━━ Data to process ━━

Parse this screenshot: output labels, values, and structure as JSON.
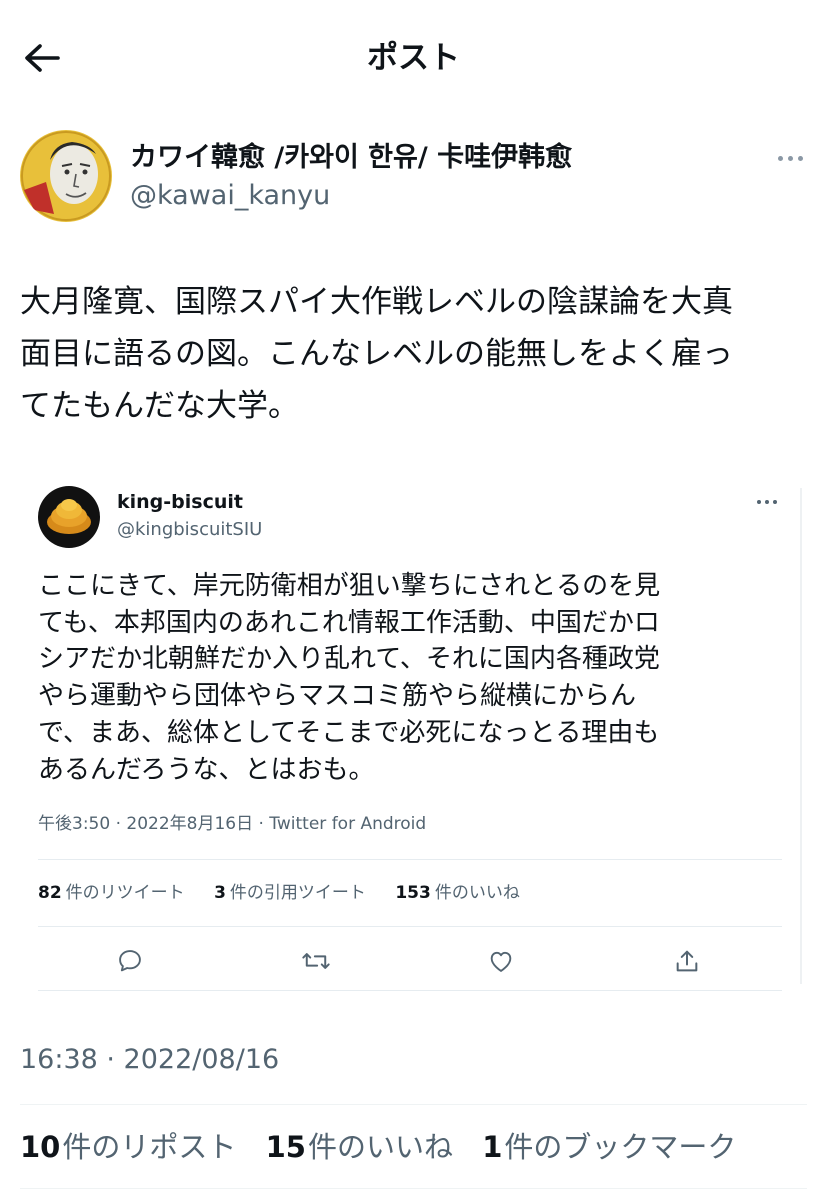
{
  "header": {
    "title": "ポスト",
    "back_icon": "arrow-left-icon"
  },
  "author": {
    "name": "カワイ韓愈 /카와이 한유/ 卡哇伊韩愈",
    "handle": "@kawai_kanyu",
    "avatar_icon": "user-avatar-drawing"
  },
  "post": {
    "lines": [
      "大月隆寛、国際スパイ大作戦レベルの陰謀論を大真",
      "面目に語るの図。こんなレベルの能無しをよく雇っ",
      "てたもんだな大学。"
    ],
    "timestamp": "16:38 · 2022/08/16",
    "stats": [
      {
        "count": "10",
        "label": "件のリポスト"
      },
      {
        "count": "15",
        "label": "件のいいね"
      },
      {
        "count": "1",
        "label": "件のブックマーク"
      }
    ]
  },
  "embedded": {
    "name": "king-biscuit",
    "handle": "@kingbiscuitSIU",
    "lines": [
      "ここにきて、岸元防衛相が狙い撃ちにされとるのを見",
      "ても、本邦国内のあれこれ情報工作活動、中国だかロ",
      "シアだか北朝鮮だか入り乱れて、それに国内各種政党",
      "やら運動やら団体やらマスコミ筋やら縦横にからん",
      "で、まあ、総体としてそこまで必死になっとる理由も",
      "あるんだろうな、とはおも。"
    ],
    "meta": "午後3:50 · 2022年8月16日 · Twitter for Android",
    "stats": [
      {
        "count": "82",
        "label": "件のリツイート"
      },
      {
        "count": "3",
        "label": "件の引用ツイート"
      },
      {
        "count": "153",
        "label": "件のいいね"
      }
    ],
    "actions": [
      "reply-icon",
      "retweet-icon",
      "like-icon",
      "share-icon"
    ]
  },
  "colors": {
    "text": "#0f1419",
    "secondary": "#536471",
    "divider": "#eff3f4"
  }
}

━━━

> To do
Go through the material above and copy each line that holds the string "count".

> Written response
        "count": "10",
        "count": "15",
        "count": "1",
        "count": "82",
        "count": "3",
        "count": "153",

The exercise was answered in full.